Exercise requirements
Nothing may be left out, so copy every entry exactly.
-- Information provided follows --
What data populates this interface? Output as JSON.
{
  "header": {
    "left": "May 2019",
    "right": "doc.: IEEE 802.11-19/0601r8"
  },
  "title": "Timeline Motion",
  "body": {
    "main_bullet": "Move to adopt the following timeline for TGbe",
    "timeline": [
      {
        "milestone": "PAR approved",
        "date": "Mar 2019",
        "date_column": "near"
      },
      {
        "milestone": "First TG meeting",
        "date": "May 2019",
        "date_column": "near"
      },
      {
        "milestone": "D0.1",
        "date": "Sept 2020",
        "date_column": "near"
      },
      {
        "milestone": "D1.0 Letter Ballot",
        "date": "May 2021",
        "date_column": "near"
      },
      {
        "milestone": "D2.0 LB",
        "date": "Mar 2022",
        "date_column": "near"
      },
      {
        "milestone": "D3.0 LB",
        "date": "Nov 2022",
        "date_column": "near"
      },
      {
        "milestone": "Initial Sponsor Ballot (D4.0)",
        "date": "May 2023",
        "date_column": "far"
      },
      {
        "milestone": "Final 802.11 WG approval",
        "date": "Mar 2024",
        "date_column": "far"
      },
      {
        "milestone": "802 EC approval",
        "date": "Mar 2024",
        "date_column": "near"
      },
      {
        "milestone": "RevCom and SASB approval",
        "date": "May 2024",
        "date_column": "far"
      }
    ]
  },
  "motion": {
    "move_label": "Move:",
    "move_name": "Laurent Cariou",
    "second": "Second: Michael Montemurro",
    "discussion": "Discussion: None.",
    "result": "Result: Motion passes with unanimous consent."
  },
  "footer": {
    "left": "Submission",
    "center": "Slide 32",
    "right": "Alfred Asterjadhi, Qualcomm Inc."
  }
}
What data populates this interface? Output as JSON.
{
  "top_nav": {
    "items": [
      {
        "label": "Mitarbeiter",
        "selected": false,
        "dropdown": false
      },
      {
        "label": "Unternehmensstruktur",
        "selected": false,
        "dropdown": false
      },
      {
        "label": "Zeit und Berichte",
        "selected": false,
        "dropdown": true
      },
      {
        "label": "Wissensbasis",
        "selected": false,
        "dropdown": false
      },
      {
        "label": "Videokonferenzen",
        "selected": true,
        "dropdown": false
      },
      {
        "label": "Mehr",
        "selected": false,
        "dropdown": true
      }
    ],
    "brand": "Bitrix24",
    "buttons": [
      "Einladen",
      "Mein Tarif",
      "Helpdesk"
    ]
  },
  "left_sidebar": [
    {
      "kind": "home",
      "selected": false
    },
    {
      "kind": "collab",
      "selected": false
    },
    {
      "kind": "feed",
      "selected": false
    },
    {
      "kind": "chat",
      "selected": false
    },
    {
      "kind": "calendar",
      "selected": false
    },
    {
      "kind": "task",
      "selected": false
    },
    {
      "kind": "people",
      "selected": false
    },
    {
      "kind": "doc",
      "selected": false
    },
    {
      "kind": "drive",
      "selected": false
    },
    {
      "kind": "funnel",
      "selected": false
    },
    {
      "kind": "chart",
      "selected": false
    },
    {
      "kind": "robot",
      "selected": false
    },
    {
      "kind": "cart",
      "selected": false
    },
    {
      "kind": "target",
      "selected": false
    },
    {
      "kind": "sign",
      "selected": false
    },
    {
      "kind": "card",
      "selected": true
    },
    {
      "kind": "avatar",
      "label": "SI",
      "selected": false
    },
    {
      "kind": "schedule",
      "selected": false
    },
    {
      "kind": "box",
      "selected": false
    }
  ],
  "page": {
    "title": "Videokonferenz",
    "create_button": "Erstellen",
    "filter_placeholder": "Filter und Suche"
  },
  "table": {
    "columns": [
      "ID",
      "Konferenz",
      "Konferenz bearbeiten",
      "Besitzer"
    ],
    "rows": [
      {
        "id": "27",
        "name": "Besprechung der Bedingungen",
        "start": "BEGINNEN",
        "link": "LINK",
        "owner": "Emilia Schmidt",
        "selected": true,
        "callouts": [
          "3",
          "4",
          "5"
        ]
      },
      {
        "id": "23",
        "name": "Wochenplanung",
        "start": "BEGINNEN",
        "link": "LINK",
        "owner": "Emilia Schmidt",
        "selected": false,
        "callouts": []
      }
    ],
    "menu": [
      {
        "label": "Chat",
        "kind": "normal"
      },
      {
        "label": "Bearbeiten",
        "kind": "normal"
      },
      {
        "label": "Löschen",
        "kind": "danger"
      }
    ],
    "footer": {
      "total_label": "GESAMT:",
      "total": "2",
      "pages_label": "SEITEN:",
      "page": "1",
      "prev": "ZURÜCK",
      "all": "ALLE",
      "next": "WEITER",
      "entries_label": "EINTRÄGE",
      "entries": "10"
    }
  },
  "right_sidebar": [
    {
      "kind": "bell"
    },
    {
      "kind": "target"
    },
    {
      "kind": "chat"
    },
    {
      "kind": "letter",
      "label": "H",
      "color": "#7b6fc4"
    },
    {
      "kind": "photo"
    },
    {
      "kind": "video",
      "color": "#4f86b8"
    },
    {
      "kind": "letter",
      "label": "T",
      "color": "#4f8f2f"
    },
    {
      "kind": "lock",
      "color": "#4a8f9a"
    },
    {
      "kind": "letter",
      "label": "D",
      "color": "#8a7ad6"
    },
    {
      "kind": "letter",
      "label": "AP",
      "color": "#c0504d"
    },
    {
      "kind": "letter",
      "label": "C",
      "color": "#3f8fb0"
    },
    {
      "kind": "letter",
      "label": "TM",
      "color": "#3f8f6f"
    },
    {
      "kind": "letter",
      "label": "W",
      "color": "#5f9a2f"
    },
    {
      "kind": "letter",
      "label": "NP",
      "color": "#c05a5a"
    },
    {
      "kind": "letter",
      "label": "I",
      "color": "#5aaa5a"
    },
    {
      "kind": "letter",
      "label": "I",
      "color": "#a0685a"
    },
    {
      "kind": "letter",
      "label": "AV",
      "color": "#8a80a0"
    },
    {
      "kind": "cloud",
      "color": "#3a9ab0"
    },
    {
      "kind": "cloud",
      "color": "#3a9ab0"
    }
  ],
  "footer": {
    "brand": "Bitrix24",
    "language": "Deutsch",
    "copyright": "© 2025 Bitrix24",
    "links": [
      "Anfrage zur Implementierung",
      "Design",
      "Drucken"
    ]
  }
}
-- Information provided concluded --
Reply to the task
What data populates this interface? Output as JSON.
{
  "header": {
    "left": "May 2019",
    "right": "doc.: IEEE 802.11-19/0601r8"
  },
  "title": "Timeline Motion",
  "body": {
    "main_bullet": "Move to adopt the following timeline for TGbe",
    "timeline": [
      {
        "milestone": "PAR approved",
        "date": "Mar 2019",
        "date_column": "near"
      },
      {
        "milestone": "First TG meeting",
        "date": "May 2019",
        "date_column": "near"
      },
      {
        "milestone": "D0.1",
        "date": "Sept 2020",
        "date_column": "near"
      },
      {
        "milestone": "D1.0 Letter Ballot",
        "date": "May 2021",
        "date_column": "near"
      },
      {
        "milestone": "D2.0 LB",
        "date": "Mar 2022",
        "date_column": "near"
      },
      {
        "milestone": "D3.0 LB",
        "date": "Nov 2022",
        "date_column": "near"
      },
      {
        "milestone": "Initial Sponsor Ballot (D4.0)",
        "date": "May 2023",
        "date_column": "far"
      },
      {
        "milestone": "Final 802.11 WG approval",
        "date": "Mar 2024",
        "date_column": "far"
      },
      {
        "milestone": "802 EC approval",
        "date": "Mar 2024",
        "date_column": "near"
      },
      {
        "milestone": "RevCom and SASB approval",
        "date": "May 2024",
        "date_column": "far"
      }
    ]
  },
  "motion": {
    "move_label": "Move:",
    "move_name": "Laurent Cariou",
    "second": "Second: Michael Montemurro",
    "discussion": "Discussion: None.",
    "result": "Result: Motion passes with unanimous consent."
  },
  "footer": {
    "left": "Submission",
    "center": "Slide 32",
    "right": "Alfred Asterjadhi, Qualcomm Inc."
  }
}
What data populates this interface? Output as JSON.
{
  "top_nav": {
    "items": [
      {
        "label": "Mitarbeiter",
        "selected": false,
        "dropdown": false
      },
      {
        "label": "Unternehmensstruktur",
        "selected": false,
        "dropdown": false
      },
      {
        "label": "Zeit und Berichte",
        "selected": false,
        "dropdown": true
      },
      {
        "label": "Wissensbasis",
        "selected": false,
        "dropdown": false
      },
      {
        "label": "Videokonferenzen",
        "selected": true,
        "dropdown": false
      },
      {
        "label": "Mehr",
        "selected": false,
        "dropdown": true
      }
    ],
    "brand": "Bitrix24",
    "buttons": [
      "Einladen",
      "Mein Tarif",
      "Helpdesk"
    ]
  },
  "left_sidebar": [
    {
      "kind": "home",
      "selected": false
    },
    {
      "kind": "collab",
      "selected": false
    },
    {
      "kind": "feed",
      "selected": false
    },
    {
      "kind": "chat",
      "selected": false
    },
    {
      "kind": "calendar",
      "selected": false
    },
    {
      "kind": "task",
      "selected": false
    },
    {
      "kind": "people",
      "selected": false
    },
    {
      "kind": "doc",
      "selected": false
    },
    {
      "kind": "drive",
      "selected": false
    },
    {
      "kind": "funnel",
      "selected": false
    },
    {
      "kind": "chart",
      "selected": false
    },
    {
      "kind": "robot",
      "selected": false
    },
    {
      "kind": "cart",
      "selected": false
    },
    {
      "kind": "target",
      "selected": false
    },
    {
      "kind": "sign",
      "selected": false
    },
    {
      "kind": "card",
      "selected": true
    },
    {
      "kind": "avatar",
      "label": "SI",
      "selected": false
    },
    {
      "kind": "schedule",
      "selected": false
    },
    {
      "kind": "box",
      "selected": false
    }
  ],
  "page": {
    "title": "Videokonferenz",
    "create_button": "Erstellen",
    "filter_placeholder": "Filter und Suche"
  },
  "table": {
    "columns": [
      "ID",
      "Konferenz",
      "Konferenz bearbeiten",
      "Besitzer"
    ],
    "rows": [
      {
        "id": "27",
        "name": "Besprechung der Bedingungen",
        "start": "BEGINNEN",
        "link": "LINK",
        "owner": "Emilia Schmidt",
        "selected": true,
        "callouts": [
          "3",
          "4",
          "5"
        ]
      },
      {
        "id": "23",
        "name": "Wochenplanung",
        "start": "BEGINNEN",
        "link": "LINK",
        "owner": "Emilia Schmidt",
        "selected": false,
        "callouts": []
      }
    ],
    "menu": [
      {
        "label": "Chat",
        "kind": "normal"
      },
      {
        "label": "Bearbeiten",
        "kind": "normal"
      },
      {
        "label": "Löschen",
        "kind": "danger"
      }
    ],
    "footer": {
      "total_label": "GESAMT:",
      "total": "2",
      "pages_label": "SEITEN:",
      "page": "1",
      "prev": "ZURÜCK",
      "all": "ALLE",
      "next": "WEITER",
      "entries_label": "EINTRÄGE",
      "entries": "10"
    }
  },
  "right_sidebar": [
    {
      "kind": "bell"
    },
    {
      "kind": "target"
    },
    {
      "kind": "chat"
    },
    {
      "kind": "letter",
      "label": "H",
      "color": "#7b6fc4"
    },
    {
      "kind": "photo"
    },
    {
      "kind": "video",
      "color": "#4f86b8"
    },
    {
      "kind": "letter",
      "label": "T",
      "color": "#4f8f2f"
    },
    {
      "kind": "lock",
      "color": "#4a8f9a"
    },
    {
      "kind": "letter",
      "label": "D",
      "color": "#8a7ad6"
    },
    {
      "kind": "letter",
      "label": "AP",
      "color": "#c0504d"
    },
    {
      "kind": "letter",
      "label": "C",
      "color": "#3f8fb0"
    },
    {
      "kind": "letter",
      "label": "TM",
      "color": "#3f8f6f"
    },
    {
      "kind": "letter",
      "label": "W",
      "color": "#5f9a2f"
    },
    {
      "kind": "letter",
      "label": "NP",
      "color": "#c05a5a"
    },
    {
      "kind": "letter",
      "label": "I",
      "color": "#5aaa5a"
    },
    {
      "kind": "letter",
      "label": "I",
      "color": "#a0685a"
    },
    {
      "kind": "letter",
      "label": "AV",
      "color": "#8a80a0"
    },
    {
      "kind": "cloud",
      "color": "#3a9ab0"
    },
    {
      "kind": "cloud",
      "color": "#3a9ab0"
    }
  ],
  "footer": {
    "brand": "Bitrix24",
    "language": "Deutsch",
    "copyright": "© 2025 Bitrix24",
    "links": [
      "Anfrage zur Implementierung",
      "Design",
      "Drucken"
    ]
  }
}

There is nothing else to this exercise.